Doubt is essential to faith. Faith, however, is a commitment to an idea despite the ever present doubt that what you have faith in may be…unreal or false. Lesley Hazleton makes a compelling argument in her TEDTalk about Muhammed’s biography regarding faith. She posits that, “Real faith has no easy answers. It’s difficult and stubborn. It involves an ongoing struggle; a continual questioning of what we think we know. A wrestling with issues and ideas. It goes hand-in-hand with doubt–in never-ending conversation with it, and sometimes, in conscious defiance of it.”

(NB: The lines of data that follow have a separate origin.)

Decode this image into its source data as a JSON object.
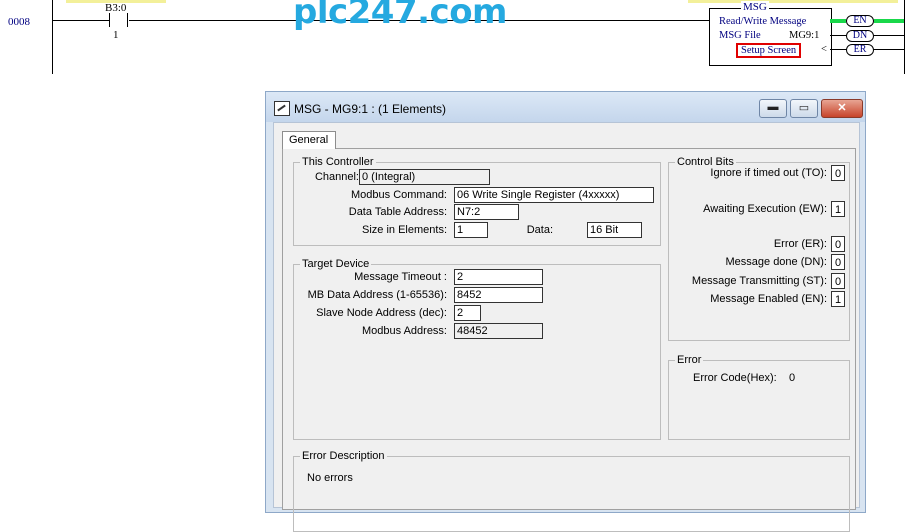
{
  "ladder": {
    "rung_number": "0008",
    "contact_address": "B3:0",
    "contact_bit": "1",
    "watermark": "plc247.com",
    "msg": {
      "title": "MSG",
      "line1": "Read/Write Message",
      "line2": "MSG File",
      "file_value": "MG9:1",
      "setup_button": "Setup Screen",
      "lt_symbol": "<",
      "coils": [
        "EN",
        "DN",
        "ER"
      ]
    }
  },
  "dialog": {
    "title": "MSG - MG9:1 : (1 Elements)",
    "buttons": {
      "minimize": "▬",
      "maximize": "▭",
      "close": "✕"
    },
    "tab_general": "General",
    "this_controller": {
      "legend": "This Controller",
      "channel_label": "Channel:",
      "channel_value": "0 (Integral)",
      "modbus_command_label": "Modbus Command:",
      "modbus_command_value": "06 Write Single Register (4xxxxx)",
      "data_table_label": "Data Table Address:",
      "data_table_value": "N7:2",
      "size_label": "Size in Elements:",
      "size_value": "1",
      "data_label": "Data:",
      "data_value": "16 Bit"
    },
    "target_device": {
      "legend": "Target Device",
      "timeout_label": "Message Timeout :",
      "timeout_value": "2",
      "mb_data_label": "MB Data Address (1-65536):",
      "mb_data_value": "8452",
      "slave_label": "Slave Node Address (dec):",
      "slave_value": "2",
      "modbus_addr_label": "Modbus Address:",
      "modbus_addr_value": "48452"
    },
    "control_bits": {
      "legend": "Control Bits",
      "items": [
        {
          "label": "Ignore if timed out (TO):",
          "value": "0"
        },
        {
          "label": "Awaiting Execution (EW):",
          "value": "1"
        },
        {
          "label": "Error (ER):",
          "value": "0"
        },
        {
          "label": "Message done (DN):",
          "value": "0"
        },
        {
          "label": "Message Transmitting (ST):",
          "value": "0"
        },
        {
          "label": "Message Enabled (EN):",
          "value": "1"
        }
      ]
    },
    "error": {
      "legend": "Error",
      "code_label": "Error Code(Hex):",
      "code_value": "0"
    },
    "error_description": {
      "legend": "Error Description",
      "text": "No errors"
    }
  }
}
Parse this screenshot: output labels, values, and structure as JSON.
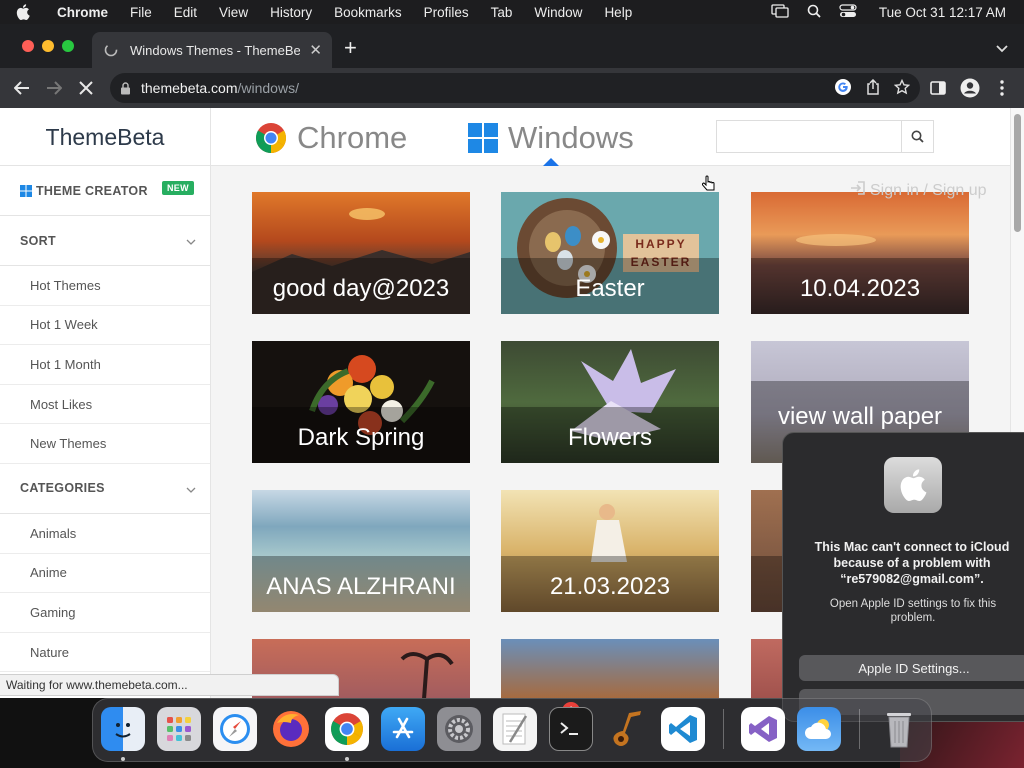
{
  "menubar": {
    "app_name": "Chrome",
    "menus": [
      "File",
      "Edit",
      "View",
      "History",
      "Bookmarks",
      "Profiles",
      "Tab",
      "Window",
      "Help"
    ],
    "clock": "Tue Oct 31  12:17 AM"
  },
  "browser": {
    "tab_title": "Windows Themes - ThemeBeta",
    "url_host": "themebeta.com",
    "url_path": "/windows/",
    "status_text": "Waiting for www.themebeta.com..."
  },
  "site": {
    "brand": "ThemeBeta",
    "nav": {
      "chrome": "Chrome",
      "windows": "Windows"
    },
    "search_placeholder": "",
    "signin": "Sign in / Sign up"
  },
  "sidebar": {
    "theme_creator": "THEME CREATOR",
    "new_badge": "NEW",
    "sort_heading": "SORT",
    "sort_items": [
      "Hot Themes",
      "Hot 1 Week",
      "Hot 1 Month",
      "Most Likes",
      "New Themes"
    ],
    "categories_heading": "CATEGORIES",
    "category_items": [
      "Animals",
      "Anime",
      "Gaming",
      "Nature"
    ]
  },
  "themes": [
    {
      "label": "good day@2023"
    },
    {
      "label": "Easter"
    },
    {
      "label": "10.04.2023"
    },
    {
      "label": "Dark Spring"
    },
    {
      "label": "Flowers"
    },
    {
      "label": "view wall paper"
    },
    {
      "label": "ANAS ALZHRANI"
    },
    {
      "label": "21.03.2023"
    }
  ],
  "easter_sign": "HAPPY EASTER",
  "notification": {
    "message": "This Mac can't connect to iCloud because of a problem with “re579082@gmail.com”.",
    "detail": "Open Apple ID settings to fix this problem.",
    "button": "Apple ID Settings..."
  },
  "dock": {
    "settings_badge": "1",
    "apps": [
      "finder-icon",
      "launchpad-icon",
      "safari-icon",
      "firefox-icon",
      "chrome-icon",
      "app-store-icon",
      "system-settings-icon",
      "textedit-icon",
      "terminal-icon",
      "garageband-icon",
      "vscode-icon",
      "visual-studio-icon",
      "weather-icon",
      "trash-icon"
    ]
  }
}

It’s this conscious defiance to faith, made real by our seemingly ceaseless doubts, that enables even the most lackluster spiritualist to believe in something, or at least question. I must say, I agree. Faith is not simply submitting to the idea that one knows it all—that there is nothing to question. Faith, as it has been argued before, is belief in the things unheard and unseen. Faith is acknowledging that while I do not understand it all, I will believe in it—whatever “it” is.